Mumbai: ‘Gehraiyaan’ is a slow-burn, captivating, noir drama that draws you into its immersive narrative, which tells us, “Life is all about choices. … Let’s put all this behind us and move on.”
Shots of the deep sea and its rolling waves form a subtle leitmotif in the film that reminds you of life’s mysteries, innumerable choices, and the momentum of moving on.
But are choices and moving on so simple? At least not for Alisha, a yoga instructor in Mumbai who is at the crossroads of her life. She has a strained relationship with her father, who lives in Nashik.
She is also haunted by memories of her mother’s demise. Moreover, there are roadblocks in the way of her entrepreneurial endeavours, and the spark in her six-year-old relationship with Karan, an aspiring author, seems to have petered out.
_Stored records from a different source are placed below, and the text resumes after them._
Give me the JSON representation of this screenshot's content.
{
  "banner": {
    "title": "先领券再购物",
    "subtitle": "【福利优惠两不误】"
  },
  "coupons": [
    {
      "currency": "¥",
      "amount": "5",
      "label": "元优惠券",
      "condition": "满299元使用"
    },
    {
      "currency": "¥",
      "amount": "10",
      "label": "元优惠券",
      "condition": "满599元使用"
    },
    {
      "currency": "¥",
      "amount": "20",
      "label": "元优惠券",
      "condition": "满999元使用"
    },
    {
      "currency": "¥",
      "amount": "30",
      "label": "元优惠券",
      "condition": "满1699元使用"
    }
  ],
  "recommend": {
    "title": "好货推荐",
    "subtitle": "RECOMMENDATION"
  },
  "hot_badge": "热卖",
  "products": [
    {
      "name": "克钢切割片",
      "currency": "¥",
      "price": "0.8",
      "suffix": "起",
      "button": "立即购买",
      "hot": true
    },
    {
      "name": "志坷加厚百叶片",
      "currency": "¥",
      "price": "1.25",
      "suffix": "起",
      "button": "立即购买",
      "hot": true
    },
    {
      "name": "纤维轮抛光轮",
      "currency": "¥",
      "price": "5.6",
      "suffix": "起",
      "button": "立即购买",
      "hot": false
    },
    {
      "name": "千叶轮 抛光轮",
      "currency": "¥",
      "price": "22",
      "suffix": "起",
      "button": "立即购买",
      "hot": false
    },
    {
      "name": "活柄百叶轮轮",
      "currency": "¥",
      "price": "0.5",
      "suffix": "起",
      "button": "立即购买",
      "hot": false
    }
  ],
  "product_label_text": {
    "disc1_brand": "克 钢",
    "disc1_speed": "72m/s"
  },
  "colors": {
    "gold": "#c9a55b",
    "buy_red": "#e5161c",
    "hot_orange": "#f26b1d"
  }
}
But when she catches up with younger cousin Tia and her fiancé Zain, sparks fly between her and Zain. She gets drawn to him. Then, burdened with the uncertainty of their relationship, she tries to stay away from Zain. But eventually, after Zain convinces her that the feeling is mutual, she inevitably gives in to the relationship.
So far, so good, but when the plot abruptly shifts gear from romance to noir, ‘Gehraiyaan’ becomes an altogether less predictable, more volatile story whose twists and turns revolve around the selfishness of human beings and the desperate lengths to which it can drive people.
Craftily, the plot is tense on the brink of a psychological drama with its painful uncertainties, extremes of emotions, and the onslaught of hormones. The struggle to strike a balance is innately dramatic.
Director Shakun Batra’s cleverness lies in fashioning from these ingredients a relaxed but stylish thriller in which suspense is accompanied by a scuffle for survival instinct and, perhaps toughest of all, hope.
Deepika and Siddhant, as Alisha and Zain, are sincere in their roles; attractive and responsive with an instinctive ability for calm expression and restrained emotions. They create a completely trustworthy pair of complementary forces.
Supporting them with equal fervour are Ananya Panday and Dhairya Karwa as Tia and Karan. They both are impressive and earnest.
Naseeruddin Shah as Alisha’s laid-back dad, and Rajat Kapoor as Zain’s cold and calculating colleague, are both stoically effective but perfunctorily limited by the script.
Mounted with ace production values, cinematographer Kaushal Shah’s location shots, inland or over water, in Alibaug or in Mumbai, look grim and evocative, perfectly in line with the film’s breathtaking rhythm.
Overall, ‘Gehraiyaan’ keeps you hooked till the end.